Wang Tzer-shing (王澤馨), whose company Art Wave is bringing ABT to Taipei, said she’s most excited about being able to present La Bayadere.
“No one else has ever performed it here and [Natalia] Markova’s version is fantastic,” she said in an interview last Wednesday. “Finally we can see something else besides Swan Lake. … Think of all the full-length ballets we never get to see because companies always bring Swan Lake.”
La Bayadere is a 1877 Russian classic romantic ballet by Marius Petipa that was basically unknown in the West until 1961, when the Kirov Ballet company performed the exquisite “Kingdom of the Shades” scene in Paris.
ABT’s full-length production was staged by prima ballerina Markova in 1980, based on the version she had danced when she was with the Kirov. Lanksy said Makarova still comes in to rehearse the dancers.
Part of the difficulty in staging either the “Shades” scene or the full-length ballet for decades was that the full-length score by composer Ludwig Minkus was not available outside the Soviet Union. John Lachberry, the conductor of the Royal Opera House in London, composed music for the missing sections for both Makarova’s production and an earlier staging of the “Shades” scene by Rudolf Nureyev for the Royal Ballet.
The “Shades” scene is one of the most famous in ballet, featuring a 24-member corps de ballet; it is right up there with the other romantic classic scenes, like the swans’ entrance in Swan Lake or the ghostly Willis in Act II of Giselle. It is also a reminder of the pastiche that is La Bayadere’s storyline — what two dozen women in white tutus have to do with ancient India is not a question that bears too much thinking about. It’s a ballet to just sit back and enjoy instead of wondering if the story makes sense.
“It’s the kind of ballet, kind of story that ABT does well. Incredible dancing, big costumes and scenery,” Lansky said.
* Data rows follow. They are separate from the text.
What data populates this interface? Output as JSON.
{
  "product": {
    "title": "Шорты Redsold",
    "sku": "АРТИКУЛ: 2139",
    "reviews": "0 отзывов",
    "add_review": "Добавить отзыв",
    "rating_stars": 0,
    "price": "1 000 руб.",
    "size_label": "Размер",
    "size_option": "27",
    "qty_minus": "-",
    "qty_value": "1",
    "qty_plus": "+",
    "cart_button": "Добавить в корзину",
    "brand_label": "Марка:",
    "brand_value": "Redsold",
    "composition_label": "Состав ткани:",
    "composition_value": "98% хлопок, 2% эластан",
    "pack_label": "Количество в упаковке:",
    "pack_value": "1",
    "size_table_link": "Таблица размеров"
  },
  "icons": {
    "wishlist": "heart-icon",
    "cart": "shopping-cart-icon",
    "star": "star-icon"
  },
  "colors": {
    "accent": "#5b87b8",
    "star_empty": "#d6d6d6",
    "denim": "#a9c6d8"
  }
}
La Bayadere is a ballet about eternal love, about giving up things for the one you love. The story revolves around the temple dancer Nikiya and the warrior Solar, who have pledged themselves to each other. However, their rajah has selected Solar to be the husband of his daughter, Gamzatti, while the temple’s high priest is in love with Nikiya. There’s a lot of secret plotting and jealous rivalry and you know it’s going to end badly for Nikiya. In the end she chooses to die from a snakebite instead of giving up Solor.
A forlorn and bereft Solor smokes opium and dreams of Nikiya’s ghost in a nirvana-like wonderland (the Kingdom of the Shades), but when he wakes up, the planning for his wedding to Gamzatti is underway. However, the gods, outraged by Nikiya’s death, destroy the temple during the wedding, killing everyone inside. Like the ending of Swan Lake, La Bayadere closes with Nikiya and Solor reunited in death, heading off to eternal happiness.
As an added bonus for balletgoers, the company will be appearing with the Evergreen Orchestra for all five shows.